▸ **Goal of the exercise**
From the entries that follow, gather each line holding the word "title".

-=-=-=-=-

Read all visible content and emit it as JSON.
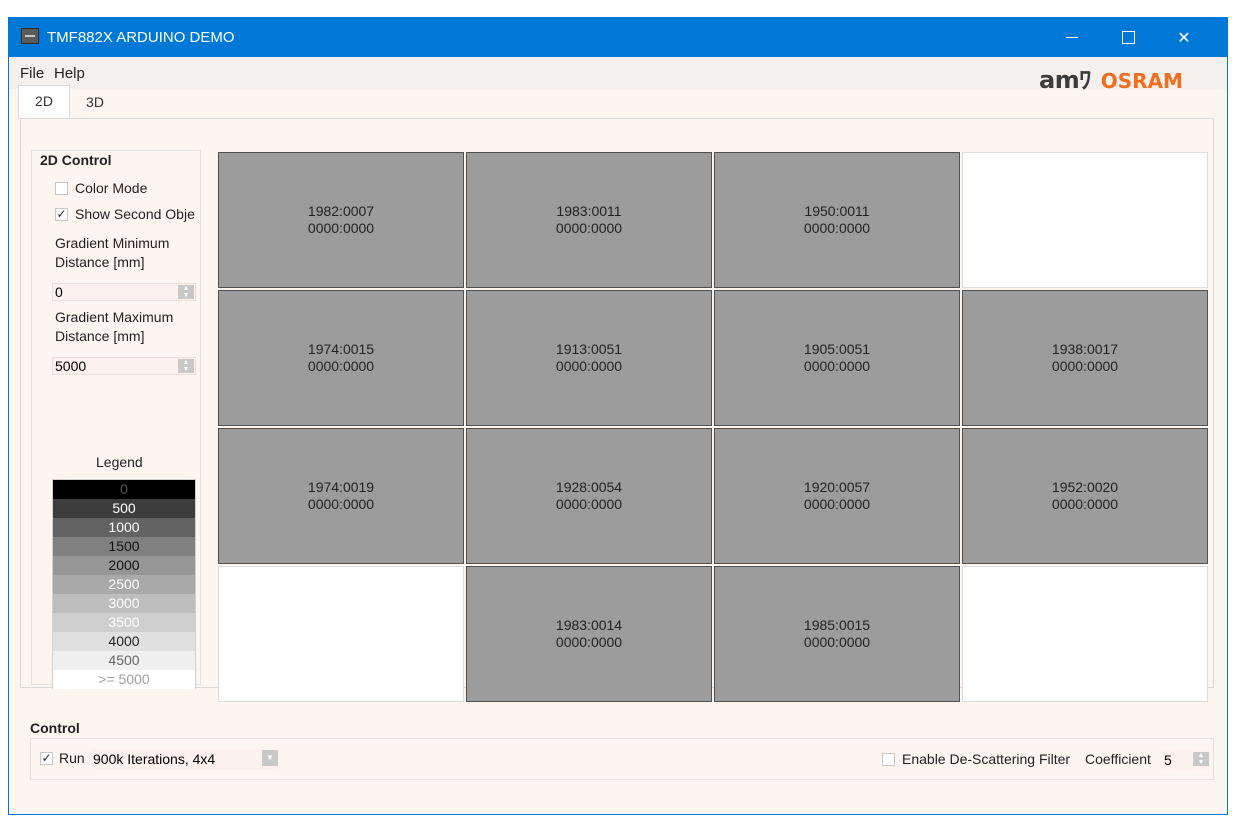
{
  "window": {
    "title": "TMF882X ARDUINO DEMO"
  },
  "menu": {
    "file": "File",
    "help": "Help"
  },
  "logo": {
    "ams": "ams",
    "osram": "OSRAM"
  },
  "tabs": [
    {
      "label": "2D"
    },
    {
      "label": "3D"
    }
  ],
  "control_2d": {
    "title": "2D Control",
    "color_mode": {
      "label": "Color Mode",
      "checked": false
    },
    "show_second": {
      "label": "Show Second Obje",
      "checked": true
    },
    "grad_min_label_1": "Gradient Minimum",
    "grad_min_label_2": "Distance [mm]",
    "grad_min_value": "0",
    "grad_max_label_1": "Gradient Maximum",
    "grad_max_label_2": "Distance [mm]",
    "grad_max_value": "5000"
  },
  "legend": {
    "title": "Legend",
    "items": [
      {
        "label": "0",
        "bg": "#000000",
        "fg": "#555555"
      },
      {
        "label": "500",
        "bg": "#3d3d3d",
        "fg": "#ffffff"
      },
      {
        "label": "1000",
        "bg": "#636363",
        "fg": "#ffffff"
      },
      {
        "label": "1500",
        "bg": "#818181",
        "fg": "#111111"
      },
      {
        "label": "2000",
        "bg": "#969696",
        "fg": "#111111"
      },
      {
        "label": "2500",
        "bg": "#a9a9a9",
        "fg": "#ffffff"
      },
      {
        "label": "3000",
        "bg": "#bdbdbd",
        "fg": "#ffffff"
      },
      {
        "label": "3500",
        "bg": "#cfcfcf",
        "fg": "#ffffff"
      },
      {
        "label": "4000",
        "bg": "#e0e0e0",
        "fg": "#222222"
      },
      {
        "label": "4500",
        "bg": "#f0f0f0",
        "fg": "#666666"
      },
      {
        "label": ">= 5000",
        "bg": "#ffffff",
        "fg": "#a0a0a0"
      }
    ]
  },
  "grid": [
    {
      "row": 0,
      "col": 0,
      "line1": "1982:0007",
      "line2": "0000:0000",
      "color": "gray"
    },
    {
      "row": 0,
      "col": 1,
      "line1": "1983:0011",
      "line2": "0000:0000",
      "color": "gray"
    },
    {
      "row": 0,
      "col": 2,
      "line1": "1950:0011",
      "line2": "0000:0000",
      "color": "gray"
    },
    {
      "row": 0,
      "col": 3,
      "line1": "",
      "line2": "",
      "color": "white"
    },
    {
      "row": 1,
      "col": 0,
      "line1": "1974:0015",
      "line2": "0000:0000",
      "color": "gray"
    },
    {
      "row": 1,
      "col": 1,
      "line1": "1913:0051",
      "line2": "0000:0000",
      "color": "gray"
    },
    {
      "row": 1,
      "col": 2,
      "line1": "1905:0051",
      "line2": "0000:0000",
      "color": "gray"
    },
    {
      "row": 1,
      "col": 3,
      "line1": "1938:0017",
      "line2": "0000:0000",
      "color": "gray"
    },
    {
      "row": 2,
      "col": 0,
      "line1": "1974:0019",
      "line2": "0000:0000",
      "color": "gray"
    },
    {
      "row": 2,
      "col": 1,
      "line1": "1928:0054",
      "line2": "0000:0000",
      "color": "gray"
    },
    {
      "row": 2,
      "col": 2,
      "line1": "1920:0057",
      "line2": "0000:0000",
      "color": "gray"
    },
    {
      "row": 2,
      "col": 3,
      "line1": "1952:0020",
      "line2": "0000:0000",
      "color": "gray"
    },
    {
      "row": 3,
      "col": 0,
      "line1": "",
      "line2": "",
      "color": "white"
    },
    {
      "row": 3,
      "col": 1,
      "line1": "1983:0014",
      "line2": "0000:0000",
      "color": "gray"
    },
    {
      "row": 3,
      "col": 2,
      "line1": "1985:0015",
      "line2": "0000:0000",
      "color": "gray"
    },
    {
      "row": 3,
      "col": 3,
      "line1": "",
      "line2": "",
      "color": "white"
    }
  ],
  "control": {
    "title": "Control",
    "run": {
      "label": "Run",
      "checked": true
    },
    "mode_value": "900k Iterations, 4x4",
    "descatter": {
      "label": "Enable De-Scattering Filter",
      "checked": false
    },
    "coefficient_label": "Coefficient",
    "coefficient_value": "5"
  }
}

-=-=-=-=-

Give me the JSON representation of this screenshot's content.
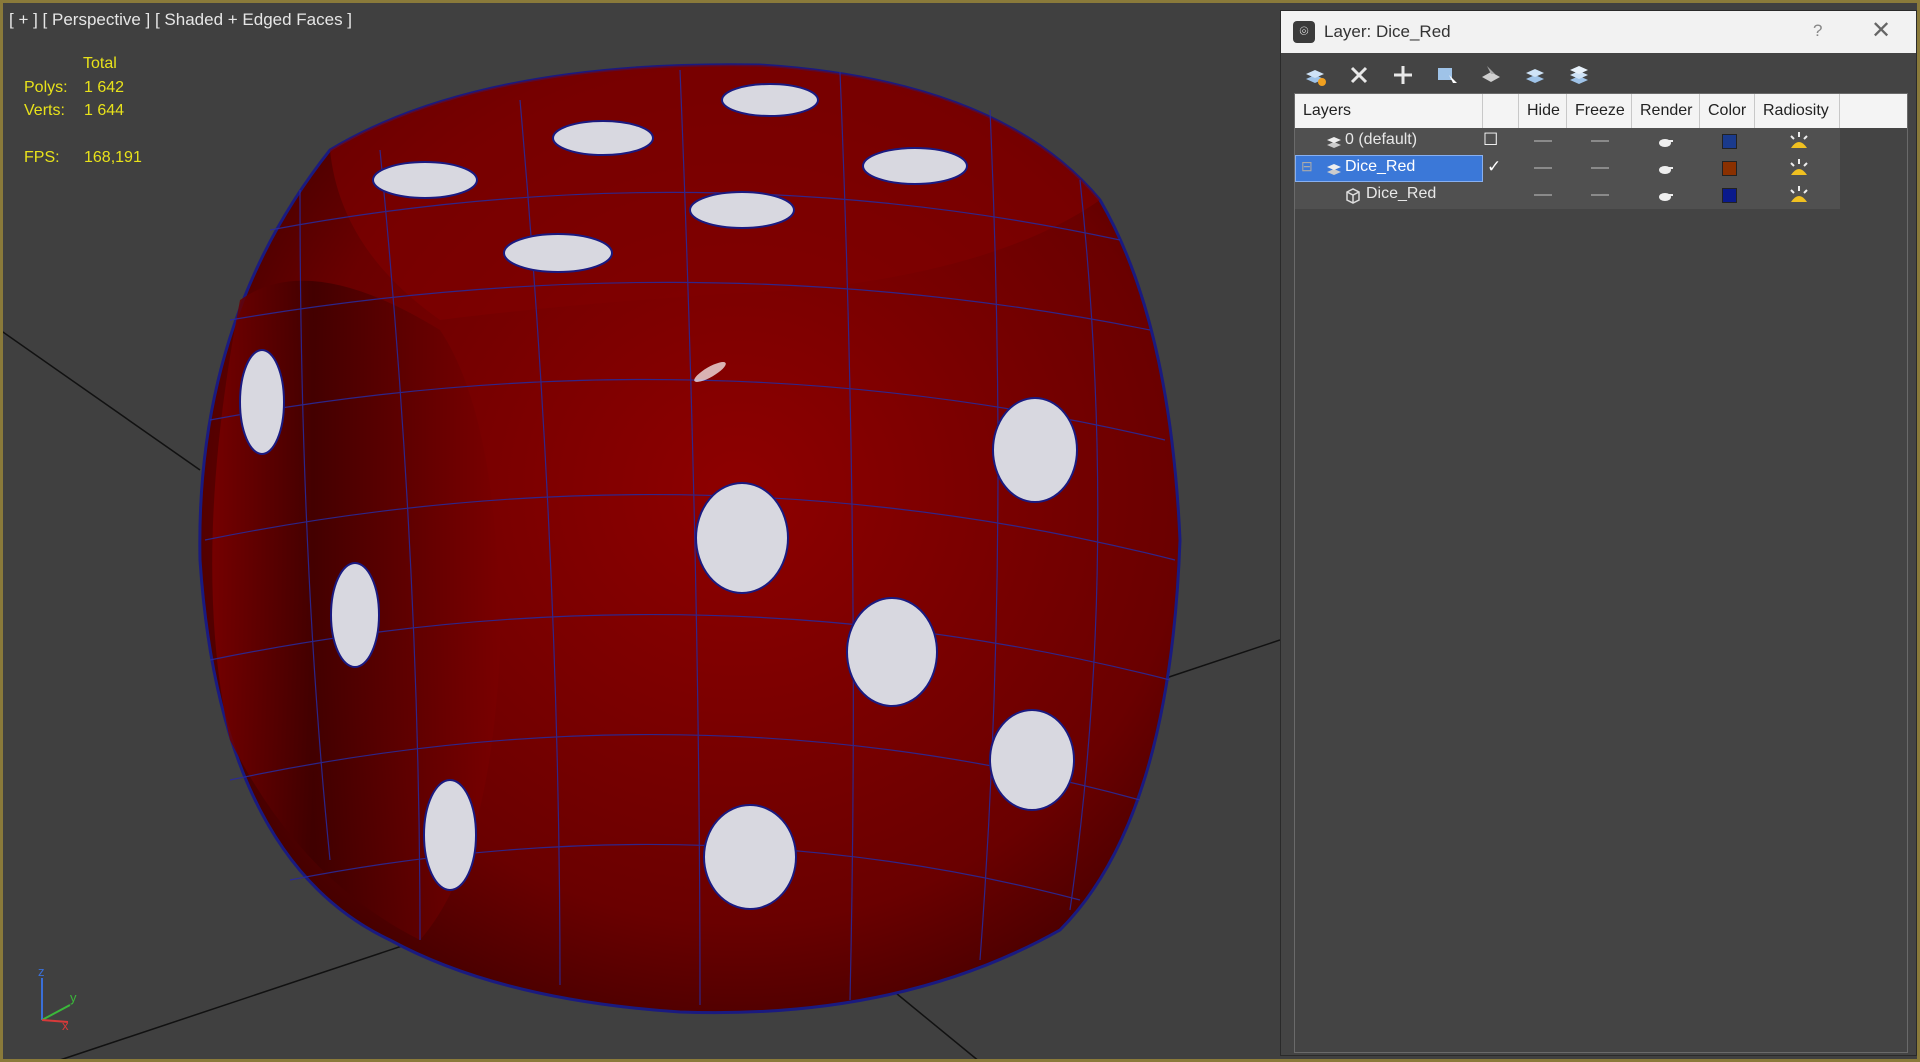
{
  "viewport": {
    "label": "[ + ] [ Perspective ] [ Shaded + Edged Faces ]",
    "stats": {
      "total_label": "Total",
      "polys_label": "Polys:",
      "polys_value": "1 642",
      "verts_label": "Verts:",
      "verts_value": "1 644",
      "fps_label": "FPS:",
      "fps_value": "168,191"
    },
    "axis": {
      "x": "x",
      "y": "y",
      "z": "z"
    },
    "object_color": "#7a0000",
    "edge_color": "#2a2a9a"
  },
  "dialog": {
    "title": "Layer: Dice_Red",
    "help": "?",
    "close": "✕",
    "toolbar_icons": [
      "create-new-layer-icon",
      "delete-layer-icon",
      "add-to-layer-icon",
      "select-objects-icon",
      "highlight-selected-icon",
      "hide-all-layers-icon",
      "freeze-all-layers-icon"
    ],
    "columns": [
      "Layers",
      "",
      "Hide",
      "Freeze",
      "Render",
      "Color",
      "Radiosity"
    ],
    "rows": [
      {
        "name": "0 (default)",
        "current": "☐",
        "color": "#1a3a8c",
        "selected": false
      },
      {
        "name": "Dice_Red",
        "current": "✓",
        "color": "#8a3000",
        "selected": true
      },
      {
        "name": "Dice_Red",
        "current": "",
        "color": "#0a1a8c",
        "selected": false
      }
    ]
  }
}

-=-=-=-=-

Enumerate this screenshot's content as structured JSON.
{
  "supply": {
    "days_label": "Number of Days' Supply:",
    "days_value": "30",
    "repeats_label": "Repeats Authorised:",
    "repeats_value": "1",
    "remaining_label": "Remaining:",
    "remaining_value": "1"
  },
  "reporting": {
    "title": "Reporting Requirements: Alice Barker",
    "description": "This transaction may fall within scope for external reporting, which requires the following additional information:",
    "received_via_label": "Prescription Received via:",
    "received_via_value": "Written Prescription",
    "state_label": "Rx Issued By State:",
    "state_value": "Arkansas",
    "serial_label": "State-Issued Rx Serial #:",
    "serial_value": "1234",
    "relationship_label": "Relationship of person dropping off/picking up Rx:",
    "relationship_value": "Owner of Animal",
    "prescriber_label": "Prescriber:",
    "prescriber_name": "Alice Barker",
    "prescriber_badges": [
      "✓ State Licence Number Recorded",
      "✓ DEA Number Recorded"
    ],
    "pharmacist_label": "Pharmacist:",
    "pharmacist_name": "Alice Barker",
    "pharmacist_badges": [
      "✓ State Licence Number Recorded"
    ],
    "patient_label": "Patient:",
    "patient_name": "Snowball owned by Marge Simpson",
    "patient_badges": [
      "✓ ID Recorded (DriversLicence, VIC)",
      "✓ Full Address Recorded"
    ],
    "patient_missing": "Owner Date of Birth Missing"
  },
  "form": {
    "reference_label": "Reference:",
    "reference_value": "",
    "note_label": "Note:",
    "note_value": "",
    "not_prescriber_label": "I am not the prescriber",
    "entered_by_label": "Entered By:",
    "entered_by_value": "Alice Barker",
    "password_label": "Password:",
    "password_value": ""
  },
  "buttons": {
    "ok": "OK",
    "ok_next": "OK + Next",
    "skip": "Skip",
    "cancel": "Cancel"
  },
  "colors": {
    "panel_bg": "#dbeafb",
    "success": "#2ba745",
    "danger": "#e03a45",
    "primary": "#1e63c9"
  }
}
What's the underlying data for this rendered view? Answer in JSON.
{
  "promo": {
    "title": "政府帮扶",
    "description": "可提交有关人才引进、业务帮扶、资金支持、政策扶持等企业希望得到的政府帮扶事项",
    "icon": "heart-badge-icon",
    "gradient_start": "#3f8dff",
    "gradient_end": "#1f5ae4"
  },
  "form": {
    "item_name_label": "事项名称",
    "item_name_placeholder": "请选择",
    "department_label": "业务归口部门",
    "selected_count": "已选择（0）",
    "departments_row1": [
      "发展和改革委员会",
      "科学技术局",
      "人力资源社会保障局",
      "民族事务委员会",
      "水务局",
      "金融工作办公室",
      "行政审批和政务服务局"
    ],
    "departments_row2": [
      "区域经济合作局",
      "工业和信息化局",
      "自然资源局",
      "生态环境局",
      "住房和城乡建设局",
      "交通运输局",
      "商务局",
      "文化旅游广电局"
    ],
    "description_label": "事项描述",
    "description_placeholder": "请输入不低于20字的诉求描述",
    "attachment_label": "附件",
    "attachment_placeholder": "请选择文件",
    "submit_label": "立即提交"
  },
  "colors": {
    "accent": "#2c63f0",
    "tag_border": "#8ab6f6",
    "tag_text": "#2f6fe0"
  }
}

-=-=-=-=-

▸ **Task answer**
    "title": "TMF882X ARDUINO DEMO"
    "title": "2D Control",
    "title": "Legend",
    "title": "Control",
    "title": "Layer: Dice_Red",
    "title": "Reporting Requirements: Alice Barker",
    "title": "政府帮扶",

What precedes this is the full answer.